I live on a big old rock in the middle of the Pacific Ocean. If you listen to what people tell you about the rock, you may start feeling paranoid what with being in the largest urban area further from any other land mass. It can make you feel small. And isolated. That’s how the night life and concert scene is here. Small and isolated. We very rarely host any big name shows (yes, we’ve had Elvis but that was before I lived here) and on even rarer occasions a band visits which I would actually pay to see. Imagine how pleasantly surprised I was when Morrissey came. We paid the exorbitant price to be able to see right up his nose. It was totally worth it. But while I loved Morrissey, he wasn’t on my short list of not to miss shows.
Then the other night my significant other, while looking at his Kindle, said, in a rather shocked tone, “The Cure is coming.” Once I believed him, my second thought was that they were going to be in town during the approximately two week stretch my family leaves the rock to go and visit my family in NY. And of course I was correct. I have to say that I went through a brief stint of denial, disbelief and depression. After ridiculously considering changing my flights so that I could be in town, I realized that I just had to let it go.
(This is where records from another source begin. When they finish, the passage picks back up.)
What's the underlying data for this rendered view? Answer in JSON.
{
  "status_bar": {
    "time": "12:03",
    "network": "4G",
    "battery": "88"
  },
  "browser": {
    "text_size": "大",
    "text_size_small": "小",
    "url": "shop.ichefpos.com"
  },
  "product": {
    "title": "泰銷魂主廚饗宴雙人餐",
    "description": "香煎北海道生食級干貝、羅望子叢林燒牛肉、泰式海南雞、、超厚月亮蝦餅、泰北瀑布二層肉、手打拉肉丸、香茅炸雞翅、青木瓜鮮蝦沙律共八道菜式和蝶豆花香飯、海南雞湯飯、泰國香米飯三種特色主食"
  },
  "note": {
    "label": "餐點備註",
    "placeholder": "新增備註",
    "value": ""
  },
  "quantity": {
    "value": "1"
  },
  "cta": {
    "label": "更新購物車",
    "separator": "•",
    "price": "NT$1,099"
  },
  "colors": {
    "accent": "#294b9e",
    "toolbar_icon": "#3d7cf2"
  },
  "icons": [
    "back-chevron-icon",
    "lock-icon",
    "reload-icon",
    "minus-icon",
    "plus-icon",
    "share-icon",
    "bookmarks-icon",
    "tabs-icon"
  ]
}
Thing is, The Cure, for me was part of a time in my life when I was changing. I had gone “away” to college. Far enough to live in the dorms but close enough to be able to drive home for holidays and weekends if I wanted to. It was pretty perfect. I had escaped my very, very white and mono-cultural upbringing which included a lot of Rush, Def Leppard and Night Ranger on the music front. Yeah, it was like that. When I went away I was exposed to so much more. To boys wearing eyeliner. To people who only wore black. To cheating accounting majors. To vegetarians and pot smokers. It was a good time. To help pay for my tuition I had gotten a job on campus. Instead of a normal office job, I was assigned to work in the greenhouse on campus. I never really understood how they got to be there. They were a commercial operation and as far as I could tell did not benefit the school in any way. I especially loved working in the greenhouse in the winter time. I would bundle up and trudge across campus in the freezing cold. The greenhouse panes were totally covered with condensation and then when the door was opened it was like transporting to a tropical climate. It was very humid and warm. Downright sweat inducing. The complete opposite to the outside.
I was mostly alone when I worked there. There were growing trays down the middle and plants lining the sides with paths that ran up and down the length of it on both sides. I would put the local radio station on very loudly and do whatever work had been left for me. I remember that it was in the greenhouse that I heard my first Cure song. It had to be about 1987 or so. I was late to the game. My first Cure song was Just Like Heaven. I remember running over to the radio because I wanted to find out who was singing this song that I had fallen head over heels for. This, in pre-internet time, unthinkable today, that if you missed any nugget of information you would be out of luck. I remember that I found out the name of the album that the song was on and asked my mom for the CD for Christmas. I was so happy to receive it. Intrigued by the cover art. Were thoseRobert’s lips? I popped it into the CD player and got The Kiss. I was unsure. Was this the same band? So angry and wonderful and angry. I played through the entire album and was in love. I fell in love with Robert Smith and his ridiculous sticking up hair, silly sneakers, giant black clothes and heavy eyeliner. I always saw them whenever I could if they played where I was living, not often but not never.
But this time, this time, my timing is off. The universe is against me and for part of the two weeks of the entire year that I leave the rock, Robert Smith will be here. Here in Hawaii. Friends have suggested seeing a show of some sort in NY but that really won’t make up for missing Robert. That being said, I feel like it was meant to be that I am to miss it. That there is something bigger in the works and that I will have a chance to see The Cure again. Wherever and whenever this happens, I will just be glad to recapture a bit of the soundtrack from the time in my life where freezing could turn to steamy in a second. And vice versa. Like magic. Just like heaven.